|Titre||Don’t underestimate the benefits of being misunderstood|
|Publication Type||Article de revue|
|Année de publication||2017|
|Authors||Gibson, Edward, Caitlin Tana, Richard Futrella, Kyle Mahowalda, Lars Konieczny, Barbara Hemforth, and Evelina Fedorenko|
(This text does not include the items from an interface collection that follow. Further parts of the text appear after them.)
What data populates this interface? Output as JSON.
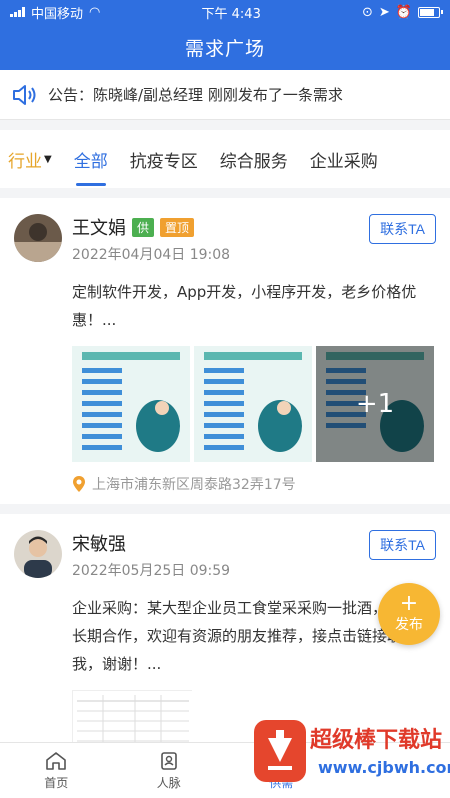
{
  "status_bar": {
    "carrier": "中国移动",
    "time": "下午 4:43"
  },
  "header": {
    "title": "需求广场"
  },
  "notice": {
    "text": "公告：陈晓峰/副总经理 刚刚发布了一条需求"
  },
  "tabs": {
    "filter_label": "行业",
    "items": [
      "全部",
      "抗疫专区",
      "综合服务",
      "企业采购"
    ],
    "active_index": 0
  },
  "posts": [
    {
      "author": "王文娟",
      "badges": [
        "供",
        "置顶"
      ],
      "time": "2022年04月04日 19:08",
      "contact_label": "联系TA",
      "content": "定制软件开发，App开发，小程序开发，老乡价格优惠！...",
      "images_more": "+1",
      "location": "上海市浦东新区周泰路32弄17号"
    },
    {
      "author": "宋敏强",
      "time": "2022年05月25日 09:59",
      "contact_label": "联系TA",
      "content": "企业采购：某大型企业员工食堂采采购一批酒，后期可长期合作，欢迎有资源的朋友推荐，接点击链接联系我，谢谢！..."
    }
  ],
  "fab": {
    "plus": "+",
    "label": "发布"
  },
  "bottom_nav": {
    "items": [
      "首页",
      "人脉",
      "供需"
    ],
    "active_index": 2
  },
  "watermark": {
    "brand": "超级棒下载站",
    "url": "www.cjbwh.com"
  },
  "colors": {
    "primary": "#2f6fe0",
    "accent": "#f7b733",
    "badge_supply": "#4caf50",
    "badge_top": "#f0a030"
  }
}
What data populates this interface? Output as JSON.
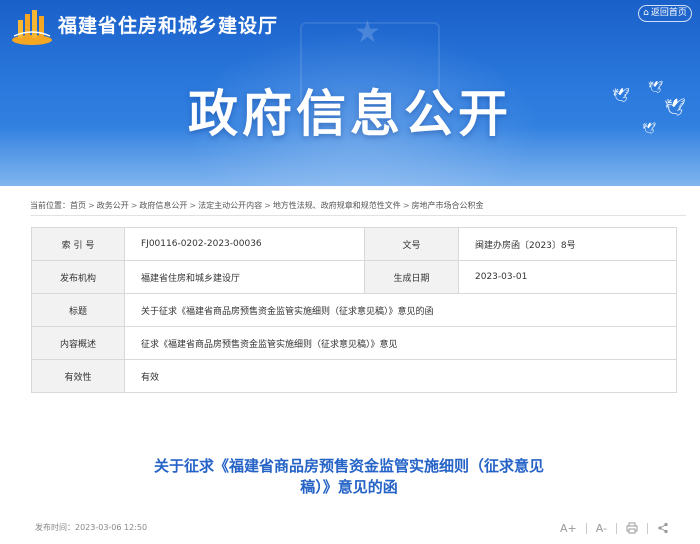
{
  "header": {
    "site_title": "福建省住房和城乡建设厅",
    "home_label": "返回首页",
    "banner_title": "政府信息公开"
  },
  "breadcrumb": {
    "prefix": "当前位置：",
    "items": [
      "首页",
      "政务公开",
      "政府信息公开",
      "法定主动公开内容",
      "地方性法规、政府规章和规范性文件",
      "房地产市场合公积金"
    ],
    "separator": ">"
  },
  "info_table": {
    "index_label": "索 引 号",
    "index_value": "FJ00116-0202-2023-00036",
    "doc_no_label": "文号",
    "doc_no_value": "闽建办房函〔2023〕8号",
    "publisher_label": "发布机构",
    "publisher_value": "福建省住房和城乡建设厅",
    "date_label": "生成日期",
    "date_value": "2023-03-01",
    "title_label": "标题",
    "title_value": "关于征求《福建省商品房预售资金监管实施细则（征求意见稿）》意见的函",
    "summary_label": "内容概述",
    "summary_value": "征求《福建省商品房预售资金监管实施细则（征求意见稿）》意见",
    "validity_label": "有效性",
    "validity_value": "有效"
  },
  "article": {
    "title_line1": "关于征求《福建省商品房预售资金监管实施细则（征求意见",
    "title_line2": "稿）》意见的函",
    "publish_time": "发布时间：2023-03-06 12:50"
  },
  "tools": {
    "font_larger": "A+",
    "font_smaller": "A-",
    "print_icon": "print-icon",
    "share_icon": "share-icon"
  },
  "colors": {
    "banner_blue": "#2a78dc",
    "title_blue": "#2563c7",
    "label_bg": "#f2f2f2"
  }
}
Being a non-native speaker of a language poses challenges. Individuals often feel embarrassed by the errors they make when talking in their second language (L2). However, here we report an advantage of being an L2 speaker: native speakers give foreign-accented speakers the benefit of the doubt when interpreting their utterances, such that apparently implausible utterances delivered in a foreign accent are more likely to be interpreted in a plausible way. Across three replicated experiments, we demonstrate that native English speakers are more likely to interpret implausible utterances such as “the mother gave the candle the daughter” as similar plausible utterances (“the mother gave the candle to the daughter”) when those utterances are produced with a foreign accent. This result follows from the general model of language interpretation in a noisy channel (Gibson et al., 2013), under the hypothesis that listeners assume a higher error rate in foreign-accented speech.